START GIVEN RECORDS

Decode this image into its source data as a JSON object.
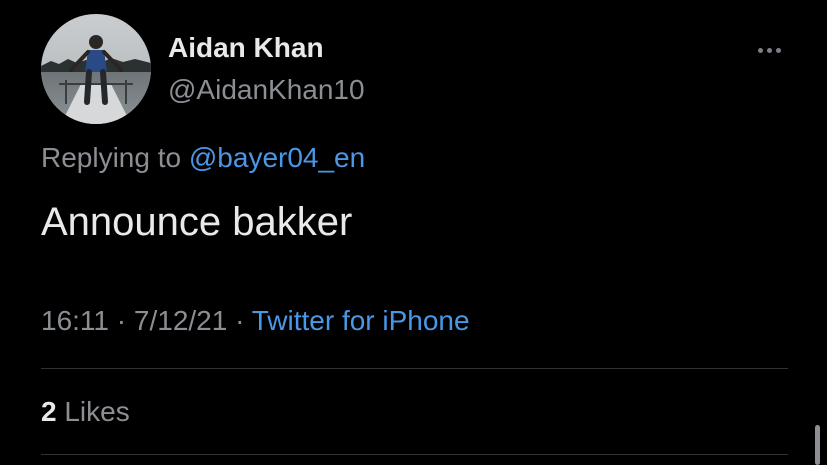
{
  "author": {
    "display_name": "Aidan Khan",
    "handle": "@AidanKhan10",
    "avatar": "avatar-photo-person-on-boat"
  },
  "reply": {
    "prefix": "Replying to",
    "mention": "@bayer04_en"
  },
  "tweet": {
    "text": "Announce bakker",
    "time": "16:11",
    "date": "7/12/21",
    "separator": "·",
    "source": "Twitter for iPhone"
  },
  "stats": {
    "likes_count": "2",
    "likes_label": "Likes"
  },
  "icons": {
    "more": "more-horizontal-icon"
  },
  "colors": {
    "background": "#000000",
    "primary_text": "#e7e9ea",
    "secondary_text": "#8b8f94",
    "link": "#4a97e6",
    "divider": "#2f3336"
  }
}
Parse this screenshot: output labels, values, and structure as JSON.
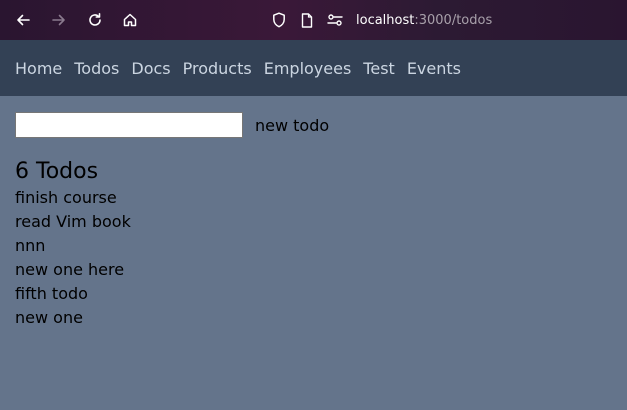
{
  "browser": {
    "url_host": "localhost",
    "url_path": ":3000/todos"
  },
  "nav": {
    "links": [
      "Home",
      "Todos",
      "Docs",
      "Products",
      "Employees",
      "Test",
      "Events"
    ]
  },
  "form": {
    "input_value": "",
    "label": "new todo"
  },
  "todos": {
    "heading": "6 Todos",
    "items": [
      "finish course",
      "read Vim book",
      "nnn",
      "new one here",
      "fifth todo",
      "new one"
    ]
  }
}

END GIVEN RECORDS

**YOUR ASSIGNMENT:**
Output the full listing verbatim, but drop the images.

**FINISHED EXERCISE:**
Decode this image into its source data as a JSON object.
{
  "author": {
    "display_name": "Aidan Khan",
    "handle": "@AidanKhan10",
    "avatar": "avatar-photo-person-on-boat"
  },
  "reply": {
    "prefix": "Replying to",
    "mention": "@bayer04_en"
  },
  "tweet": {
    "text": "Announce bakker",
    "time": "16:11",
    "date": "7/12/21",
    "separator": "·",
    "source": "Twitter for iPhone"
  },
  "stats": {
    "likes_count": "2",
    "likes_label": "Likes"
  },
  "icons": {
    "more": "more-horizontal-icon"
  },
  "colors": {
    "background": "#000000",
    "primary_text": "#e7e9ea",
    "secondary_text": "#8b8f94",
    "link": "#4a97e6",
    "divider": "#2f3336"
  }
}
Parse this screenshot: output labels, values, and structure as JSON.
{
  "browser": {
    "url_host": "localhost",
    "url_path": ":3000/todos"
  },
  "nav": {
    "links": [
      "Home",
      "Todos",
      "Docs",
      "Products",
      "Employees",
      "Test",
      "Events"
    ]
  },
  "form": {
    "input_value": "",
    "label": "new todo"
  },
  "todos": {
    "heading": "6 Todos",
    "items": [
      "finish course",
      "read Vim book",
      "nnn",
      "new one here",
      "fifth todo",
      "new one"
    ]
  }
}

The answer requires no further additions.